But she also notes that the best method of preventing anal cancer is human papillomavirus vaccination. The vaccine is recommended for girls around 12 years old in most high-income countries, with around half the countries also recommending it for boys. In the United Kingdom, it is also recommended for gay and bisexual men up to age 45 in the United Kingdom.
A UK clinical trial comparing methods of screening for anal precancer in gay and bisexual men or transgender women living with HIV, aged 40 and over, is recruiting participants at five HIV clinics in London. You do not need to be receiving your regular HIV care at one of these clinics to take part in the study.
You can learn more about the scientific background to anal cancer screening and treatment in people living with HIV from a British HIV Association webinar on the results of the ANCHOR study presented in 2022.
Van der Zee RP et al. Effect of the introduction of screening for cancer precursor lesions on anal cancer incidence over time in people living with HIV: a nationwide cohort study.

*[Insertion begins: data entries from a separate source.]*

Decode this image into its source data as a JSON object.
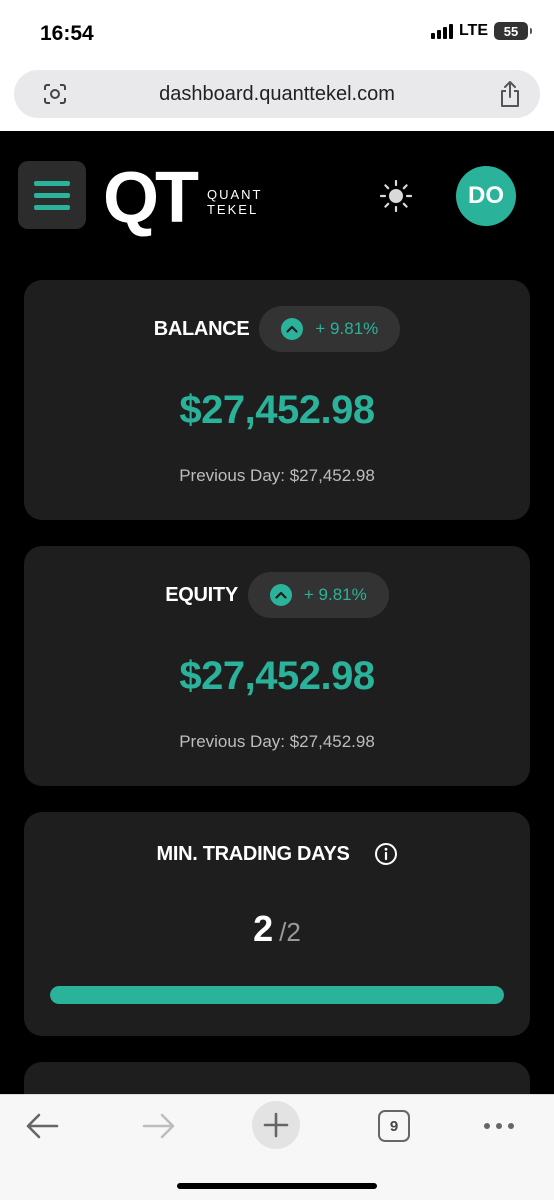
{
  "status": {
    "time": "16:54",
    "network": "LTE",
    "battery": "55"
  },
  "browser": {
    "url": "dashboard.quanttekel.com",
    "tab_count": "9"
  },
  "header": {
    "logo_main": "QT",
    "logo_line1": "QUANT",
    "logo_line2": "TEKEL",
    "avatar_initials": "DO"
  },
  "balance": {
    "title": "BALANCE",
    "change": "+ 9.81%",
    "amount": "$27,452.98",
    "previous": "Previous Day: $27,452.98"
  },
  "equity": {
    "title": "EQUITY",
    "change": "+ 9.81%",
    "amount": "$27,452.98",
    "previous": "Previous Day: $27,452.98"
  },
  "trading_days": {
    "title": "MIN. TRADING DAYS",
    "current": "2",
    "total": "/2",
    "progress": 1.0
  },
  "colors": {
    "accent": "#2ab39a",
    "card": "#1e1e1e",
    "background": "#000000"
  }
}
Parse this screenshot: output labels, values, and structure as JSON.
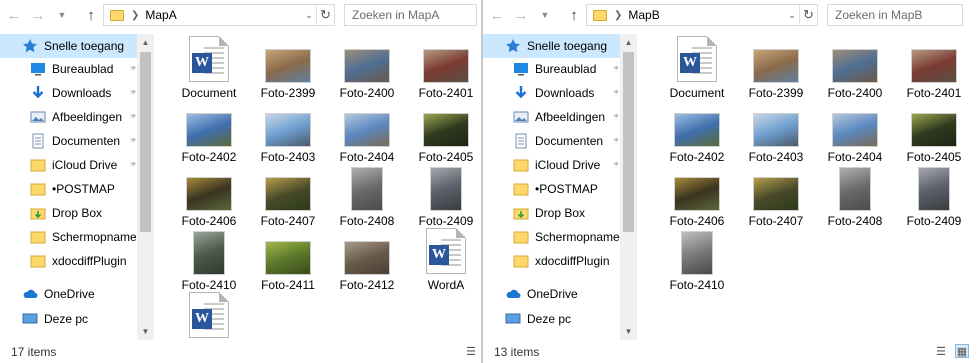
{
  "windows": [
    {
      "folder": "MapA",
      "search_placeholder": "Zoeken in MapA",
      "status": "17 items",
      "nav": [
        {
          "label": "Snelle toegang",
          "icon": "star-icon",
          "selected": true,
          "pinned": false
        },
        {
          "label": "Bureaublad",
          "icon": "desktop-icon",
          "selected": false,
          "pinned": true
        },
        {
          "label": "Downloads",
          "icon": "download-icon",
          "selected": false,
          "pinned": true
        },
        {
          "label": "Afbeeldingen",
          "icon": "pictures-icon",
          "selected": false,
          "pinned": true
        },
        {
          "label": "Documenten",
          "icon": "documents-icon",
          "selected": false,
          "pinned": true
        },
        {
          "label": "iCloud Drive",
          "icon": "folder-icon",
          "selected": false,
          "pinned": true
        },
        {
          "label": "•POSTMAP",
          "icon": "folder-icon",
          "selected": false,
          "pinned": false
        },
        {
          "label": "Drop Box",
          "icon": "dropbox-folder-icon",
          "selected": false,
          "pinned": false
        },
        {
          "label": "Schermopnamen",
          "icon": "folder-icon",
          "selected": false,
          "pinned": false
        },
        {
          "label": "xdocdiffPlugin",
          "icon": "folder-icon",
          "selected": false,
          "pinned": false
        },
        {
          "label": "OneDrive",
          "icon": "onedrive-icon",
          "selected": false,
          "pinned": false
        },
        {
          "label": "Deze pc",
          "icon": "pc-icon",
          "selected": false,
          "pinned": false
        }
      ],
      "files": [
        {
          "name": "Document",
          "kind": "word"
        },
        {
          "name": "Foto-2399",
          "kind": "photo",
          "colors": [
            "#8a6a4a",
            "#c9a77a",
            "#5f7fa0"
          ]
        },
        {
          "name": "Foto-2400",
          "kind": "photo",
          "colors": [
            "#4f6e93",
            "#9c8e7a",
            "#6d5a4a"
          ]
        },
        {
          "name": "Foto-2401",
          "kind": "photo",
          "colors": [
            "#7a3a32",
            "#b79b84",
            "#5b4f44"
          ]
        },
        {
          "name": "Foto-2402",
          "kind": "photo",
          "colors": [
            "#3f6fae",
            "#9cbde0",
            "#5b6b3a"
          ]
        },
        {
          "name": "Foto-2403",
          "kind": "photo",
          "colors": [
            "#6f9fd0",
            "#c8d8e8",
            "#4a5a6a"
          ]
        },
        {
          "name": "Foto-2404",
          "kind": "photo",
          "colors": [
            "#5b88c0",
            "#b5c9dd",
            "#7a6a55"
          ]
        },
        {
          "name": "Foto-2405",
          "kind": "photo",
          "colors": [
            "#2f3a1f",
            "#9aa650",
            "#1f2414"
          ]
        },
        {
          "name": "Foto-2406",
          "kind": "photo",
          "colors": [
            "#3a3320",
            "#a68a3a",
            "#5a6a3a"
          ]
        },
        {
          "name": "Foto-2407",
          "kind": "photo",
          "colors": [
            "#4a4a2a",
            "#b5a04a",
            "#2a3a1a"
          ]
        },
        {
          "name": "Foto-2408",
          "kind": "photo-tall",
          "colors": [
            "#6a6a6a",
            "#b0b0b0",
            "#4a4a4a"
          ]
        },
        {
          "name": "Foto-2409",
          "kind": "photo-tall",
          "colors": [
            "#5a5f6a",
            "#a5a8ad",
            "#3a3d40"
          ]
        },
        {
          "name": "Foto-2410",
          "kind": "photo-tall",
          "colors": [
            "#4a5a4a",
            "#9aa59a",
            "#2f3a2f"
          ]
        },
        {
          "name": "Foto-2411",
          "kind": "photo",
          "colors": [
            "#5a7a2a",
            "#a5b54a",
            "#3a4a1a"
          ]
        },
        {
          "name": "Foto-2412",
          "kind": "photo",
          "colors": [
            "#6a5a4a",
            "#a89a88",
            "#4a3f35"
          ]
        },
        {
          "name": "WordA",
          "kind": "word"
        },
        {
          "name": "",
          "kind": "word"
        }
      ]
    },
    {
      "folder": "MapB",
      "search_placeholder": "Zoeken in MapB",
      "status": "13 items",
      "nav": [
        {
          "label": "Snelle toegang",
          "icon": "star-icon",
          "selected": true,
          "pinned": false
        },
        {
          "label": "Bureaublad",
          "icon": "desktop-icon",
          "selected": false,
          "pinned": true
        },
        {
          "label": "Downloads",
          "icon": "download-icon",
          "selected": false,
          "pinned": true
        },
        {
          "label": "Afbeeldingen",
          "icon": "pictures-icon",
          "selected": false,
          "pinned": true
        },
        {
          "label": "Documenten",
          "icon": "documents-icon",
          "selected": false,
          "pinned": true
        },
        {
          "label": "iCloud Drive",
          "icon": "folder-icon",
          "selected": false,
          "pinned": true
        },
        {
          "label": "•POSTMAP",
          "icon": "folder-icon",
          "selected": false,
          "pinned": false
        },
        {
          "label": "Drop Box",
          "icon": "dropbox-folder-icon",
          "selected": false,
          "pinned": false
        },
        {
          "label": "Schermopnamen",
          "icon": "folder-icon",
          "selected": false,
          "pinned": false
        },
        {
          "label": "xdocdiffPlugin",
          "icon": "folder-icon",
          "selected": false,
          "pinned": false
        },
        {
          "label": "OneDrive",
          "icon": "onedrive-icon",
          "selected": false,
          "pinned": false
        },
        {
          "label": "Deze pc",
          "icon": "pc-icon",
          "selected": false,
          "pinned": false
        }
      ],
      "files": [
        {
          "name": "Document",
          "kind": "word"
        },
        {
          "name": "Foto-2399",
          "kind": "photo",
          "colors": [
            "#8a6a4a",
            "#c9a77a",
            "#5f7fa0"
          ]
        },
        {
          "name": "Foto-2400",
          "kind": "photo",
          "colors": [
            "#4f6e93",
            "#9c8e7a",
            "#6d5a4a"
          ]
        },
        {
          "name": "Foto-2401",
          "kind": "photo",
          "colors": [
            "#7a3a32",
            "#b79b84",
            "#5b4f44"
          ]
        },
        {
          "name": "Foto-2402",
          "kind": "photo",
          "colors": [
            "#3f6fae",
            "#9cbde0",
            "#5b6b3a"
          ]
        },
        {
          "name": "Foto-2403",
          "kind": "photo",
          "colors": [
            "#6f9fd0",
            "#c8d8e8",
            "#4a5a6a"
          ]
        },
        {
          "name": "Foto-2404",
          "kind": "photo",
          "colors": [
            "#5b88c0",
            "#b5c9dd",
            "#7a6a55"
          ]
        },
        {
          "name": "Foto-2405",
          "kind": "photo",
          "colors": [
            "#2f3a1f",
            "#9aa650",
            "#1f2414"
          ]
        },
        {
          "name": "Foto-2406",
          "kind": "photo",
          "colors": [
            "#3a3320",
            "#a68a3a",
            "#5a6a3a"
          ]
        },
        {
          "name": "Foto-2407",
          "kind": "photo",
          "colors": [
            "#4a4a2a",
            "#b5a04a",
            "#2a3a1a"
          ]
        },
        {
          "name": "Foto-2408",
          "kind": "photo-tall",
          "colors": [
            "#6a6a6a",
            "#b0b0b0",
            "#4a4a4a"
          ]
        },
        {
          "name": "Foto-2409",
          "kind": "photo-tall",
          "colors": [
            "#5a5f6a",
            "#a5a8ad",
            "#3a3d40"
          ]
        },
        {
          "name": "Foto-2410",
          "kind": "photo-tall",
          "colors": [
            "#7a7a7a",
            "#c0c0c0",
            "#4a4a4a"
          ]
        }
      ]
    }
  ],
  "colors": {
    "selection": "#cce8ff",
    "word_blue": "#2b579a",
    "folder_yellow": "#ffd76a"
  }
}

Lancet HIV, published online 11 January 2023.
Stier EA. How do we prevent anal cancer in people living with HIV? Lancet HIV, published online 11 January 2023.